The Lullaby of 1965 dates from Gregson’s student years and was apparently composed for his neice. The piece alludes to the nursery song See Saw Margery Daw and is a gentle and endearing miniature.
A Song for Sue is another early piece, an engagement present for his wife-to-be. Here the lush romanticism and expansive harmonies with light-bluesy touches lend the piece the cinematic colours of Maurice Jarré’s best scores, or even (the later) John Barry. Here the composer himself usurps McLachlan to take to the piano stool, and proves to be an effective performer of this gorgeous music.
The Four Pictures of 1982 blend a more acerbic modernism with charmingly innocent melodic interludes, a reminder that the pieces were composed for Gregson’s sons. For these pieces, McLachlan is joined by his daughter Rose and they make a fine duo.
The language of the Six Little Pieces (1982/1993) has a still more austere aesthetic, each musical nugget led by its angular melodic contours. With a title that evokes Schoenberg, McLachlan’s booklet suggestion that these marvellous miniatures resemble compositional “laboratory studies” rings true, but as a whole they are no less musically satisfying.
Meanwhile Friday a.m., written the previous year, has a far warmer vibe to it, with jazzy inflections and even a hazy hint of Rachmaninov; the contrast with the preceding miniatures is a gorgeous one.
One perhaps expects any composer approaching the hallowed ground of the Piano Sonata to tread carefully and serve up their most considered work; Gregson’s Sonata is dedicated to Michael Tippett (a master of the form, lest we forget), and to some extent copies the approach in the latter’s Second Sonata. This tremendous concert work brings McLachlan’s disc to a superb and stunning conclusion, the moving final bars of the Sonata seemingly dissolving in resignation.
… brilliantly performed
According to pianist McLachlan,
“Edward Gregson’s piano music makes a striking impression. Here is a composer who totally understands the instrument, its possibilities and its nature. Throughout the impressive range of moods and forms employed, Gregson’s consummate professionalism shines through. He knows the importance of restraint and control; nothing is overly stated, repeated or extended. The concentration and craftsmanship permeates every bar that the composers has penned.”
If McLachlan has much to tell us about this music in his erudite and extremely helpful booklet note, sat at the piano he becomes the perfect exponent of this varied and characterful repertoire.
The most technically challenging and virtuosic passages are made to sound easy here, while the contrast between the lyrically sumptuous and the more rhythmically dynamic writing is fully exposed in McLachlan’s concerted and attuned playing.

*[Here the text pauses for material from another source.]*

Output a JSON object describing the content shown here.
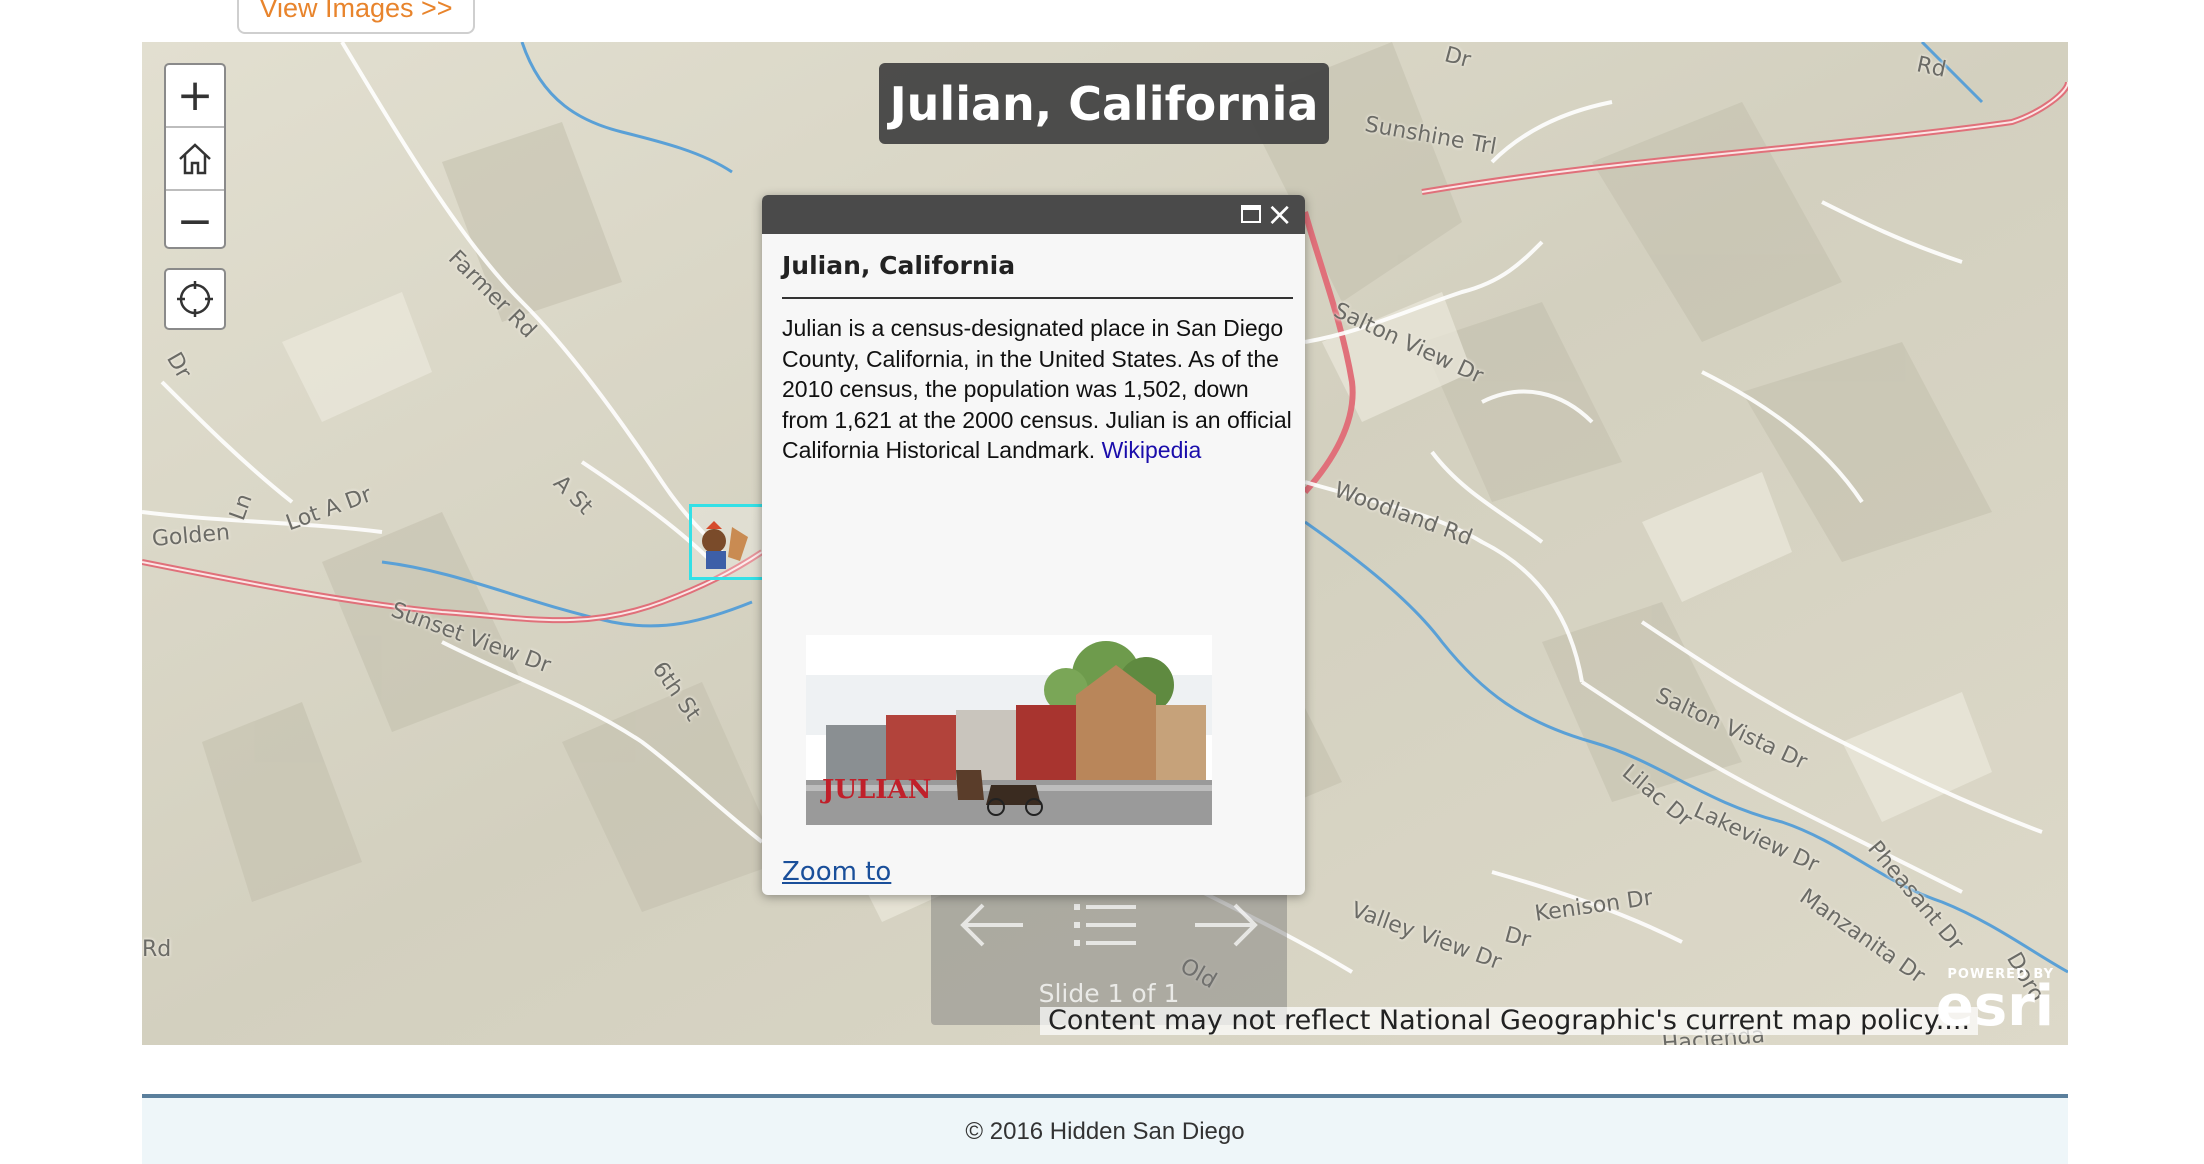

The recording took place in January 2020 on McLachlan’s home turf, the Stoller Hall, attached to Manchester’s Chetham’s Music School, where he is Head of Piano.
Edward Gregson produced the album himself, assisted by engineer Ben Sharpe. The piano sound is bright, the acoustic reverberant, and every detail is brought to life in this very live-sounding recording.
The piano music of Edward Gregson is clearly a brilliant body of work that deserves wider exploration. There’s a consistency and appeal here that marks his out as one of the remarkable piano composers of our times.
Meanwhile, this is a fine Naxos debut for McLachlan, and not forgetting his daughter Rose. Let’s hope this is a recording partnership which will continue to bear fruit!
This is, in short, a landmark release and not to be overlooked.